CEO & Lead Interior Designer

Brad Smith is an experienced interior designer and the founder of With a Master's degree in Interior Design from Pratt Institute and a passion for creating safe and healthy living spaces, Brad shares his expert insights and innovative design ideas with our readers.
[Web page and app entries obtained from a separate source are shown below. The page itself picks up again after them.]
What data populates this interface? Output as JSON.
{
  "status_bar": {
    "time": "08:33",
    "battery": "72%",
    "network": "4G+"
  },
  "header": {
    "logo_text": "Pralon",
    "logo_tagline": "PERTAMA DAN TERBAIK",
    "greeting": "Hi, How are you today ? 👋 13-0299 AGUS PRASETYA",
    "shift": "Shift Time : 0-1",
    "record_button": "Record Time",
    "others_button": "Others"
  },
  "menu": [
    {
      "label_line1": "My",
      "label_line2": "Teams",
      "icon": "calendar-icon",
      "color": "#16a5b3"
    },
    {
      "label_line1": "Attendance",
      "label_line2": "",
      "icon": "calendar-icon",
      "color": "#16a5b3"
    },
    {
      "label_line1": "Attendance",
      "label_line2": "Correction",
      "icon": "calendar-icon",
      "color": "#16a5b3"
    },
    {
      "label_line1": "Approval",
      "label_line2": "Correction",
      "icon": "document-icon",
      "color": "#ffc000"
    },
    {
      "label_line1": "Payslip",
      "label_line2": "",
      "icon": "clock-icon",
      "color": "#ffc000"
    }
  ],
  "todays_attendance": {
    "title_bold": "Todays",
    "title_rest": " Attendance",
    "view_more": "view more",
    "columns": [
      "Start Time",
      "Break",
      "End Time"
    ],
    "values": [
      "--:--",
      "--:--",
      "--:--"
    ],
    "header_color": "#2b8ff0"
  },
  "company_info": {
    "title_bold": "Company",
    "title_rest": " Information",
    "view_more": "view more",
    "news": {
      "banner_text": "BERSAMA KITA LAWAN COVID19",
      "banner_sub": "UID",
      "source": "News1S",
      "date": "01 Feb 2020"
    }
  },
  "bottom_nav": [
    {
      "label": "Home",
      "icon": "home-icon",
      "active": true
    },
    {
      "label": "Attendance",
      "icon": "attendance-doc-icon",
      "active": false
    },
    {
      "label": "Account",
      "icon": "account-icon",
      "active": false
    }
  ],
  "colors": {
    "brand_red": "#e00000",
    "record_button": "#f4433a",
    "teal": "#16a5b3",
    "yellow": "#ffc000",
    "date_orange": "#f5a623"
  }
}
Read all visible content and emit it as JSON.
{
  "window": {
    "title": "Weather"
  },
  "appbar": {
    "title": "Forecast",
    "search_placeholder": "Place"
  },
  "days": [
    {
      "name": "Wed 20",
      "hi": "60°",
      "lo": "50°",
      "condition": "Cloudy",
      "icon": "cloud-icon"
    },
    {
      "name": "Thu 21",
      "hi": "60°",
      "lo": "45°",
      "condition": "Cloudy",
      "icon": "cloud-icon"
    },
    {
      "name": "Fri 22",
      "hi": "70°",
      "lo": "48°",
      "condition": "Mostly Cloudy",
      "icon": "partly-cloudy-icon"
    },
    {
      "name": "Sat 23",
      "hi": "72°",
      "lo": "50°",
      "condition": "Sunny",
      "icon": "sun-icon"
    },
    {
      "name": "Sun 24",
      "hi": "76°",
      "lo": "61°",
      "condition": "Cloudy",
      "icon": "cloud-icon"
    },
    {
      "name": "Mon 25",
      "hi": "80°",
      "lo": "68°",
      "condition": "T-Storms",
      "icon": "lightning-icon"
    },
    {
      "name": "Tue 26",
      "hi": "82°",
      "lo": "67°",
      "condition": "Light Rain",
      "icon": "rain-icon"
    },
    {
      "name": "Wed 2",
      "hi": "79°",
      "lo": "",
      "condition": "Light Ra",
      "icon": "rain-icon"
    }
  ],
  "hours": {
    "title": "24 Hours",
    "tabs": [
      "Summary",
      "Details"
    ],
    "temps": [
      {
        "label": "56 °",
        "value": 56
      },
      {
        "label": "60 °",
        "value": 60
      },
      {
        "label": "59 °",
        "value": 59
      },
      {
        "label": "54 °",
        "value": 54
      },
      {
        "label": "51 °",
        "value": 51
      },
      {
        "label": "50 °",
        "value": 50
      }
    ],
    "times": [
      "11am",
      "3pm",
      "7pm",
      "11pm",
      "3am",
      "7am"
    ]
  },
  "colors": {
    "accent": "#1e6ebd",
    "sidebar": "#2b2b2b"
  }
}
His work is driven by the belief that home is where every story begins.